>>>

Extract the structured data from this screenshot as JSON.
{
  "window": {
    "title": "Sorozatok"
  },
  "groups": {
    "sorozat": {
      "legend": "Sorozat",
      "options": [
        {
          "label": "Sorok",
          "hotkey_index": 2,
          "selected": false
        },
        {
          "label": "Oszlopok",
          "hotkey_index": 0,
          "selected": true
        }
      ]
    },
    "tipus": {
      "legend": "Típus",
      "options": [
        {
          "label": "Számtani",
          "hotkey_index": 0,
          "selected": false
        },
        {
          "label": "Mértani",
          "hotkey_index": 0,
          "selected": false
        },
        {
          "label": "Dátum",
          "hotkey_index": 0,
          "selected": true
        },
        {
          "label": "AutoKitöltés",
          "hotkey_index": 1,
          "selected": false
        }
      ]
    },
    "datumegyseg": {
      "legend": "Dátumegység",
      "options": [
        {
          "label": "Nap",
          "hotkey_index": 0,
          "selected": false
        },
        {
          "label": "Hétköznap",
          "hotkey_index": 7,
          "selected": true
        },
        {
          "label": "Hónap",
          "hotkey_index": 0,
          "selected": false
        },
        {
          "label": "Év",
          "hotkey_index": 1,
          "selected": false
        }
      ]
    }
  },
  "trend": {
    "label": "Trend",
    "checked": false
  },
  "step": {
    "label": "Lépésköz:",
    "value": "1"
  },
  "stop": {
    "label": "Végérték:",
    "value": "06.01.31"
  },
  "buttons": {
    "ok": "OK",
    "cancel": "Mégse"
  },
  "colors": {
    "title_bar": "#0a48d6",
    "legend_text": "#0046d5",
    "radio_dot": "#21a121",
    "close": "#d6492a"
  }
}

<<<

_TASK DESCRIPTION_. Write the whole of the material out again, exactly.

_EXERCISE SOLUTION_.
Extract the structured data from this screenshot as JSON.
{
  "window": {
    "title": "Sorozatok"
  },
  "groups": {
    "sorozat": {
      "legend": "Sorozat",
      "options": [
        {
          "label": "Sorok",
          "hotkey_index": 2,
          "selected": false
        },
        {
          "label": "Oszlopok",
          "hotkey_index": 0,
          "selected": true
        }
      ]
    },
    "tipus": {
      "legend": "Típus",
      "options": [
        {
          "label": "Számtani",
          "hotkey_index": 0,
          "selected": false
        },
        {
          "label": "Mértani",
          "hotkey_index": 0,
          "selected": false
        },
        {
          "label": "Dátum",
          "hotkey_index": 0,
          "selected": true
        },
        {
          "label": "AutoKitöltés",
          "hotkey_index": 1,
          "selected": false
        }
      ]
    },
    "datumegyseg": {
      "legend": "Dátumegység",
      "options": [
        {
          "label": "Nap",
          "hotkey_index": 0,
          "selected": false
        },
        {
          "label": "Hétköznap",
          "hotkey_index": 7,
          "selected": true
        },
        {
          "label": "Hónap",
          "hotkey_index": 0,
          "selected": false
        },
        {
          "label": "Év",
          "hotkey_index": 1,
          "selected": false
        }
      ]
    }
  },
  "trend": {
    "label": "Trend",
    "checked": false
  },
  "step": {
    "label": "Lépésköz:",
    "value": "1"
  },
  "stop": {
    "label": "Végérték:",
    "value": "06.01.31"
  },
  "buttons": {
    "ok": "OK",
    "cancel": "Mégse"
  },
  "colors": {
    "title_bar": "#0a48d6",
    "legend_text": "#0046d5",
    "radio_dot": "#21a121",
    "close": "#d6492a"
  }
}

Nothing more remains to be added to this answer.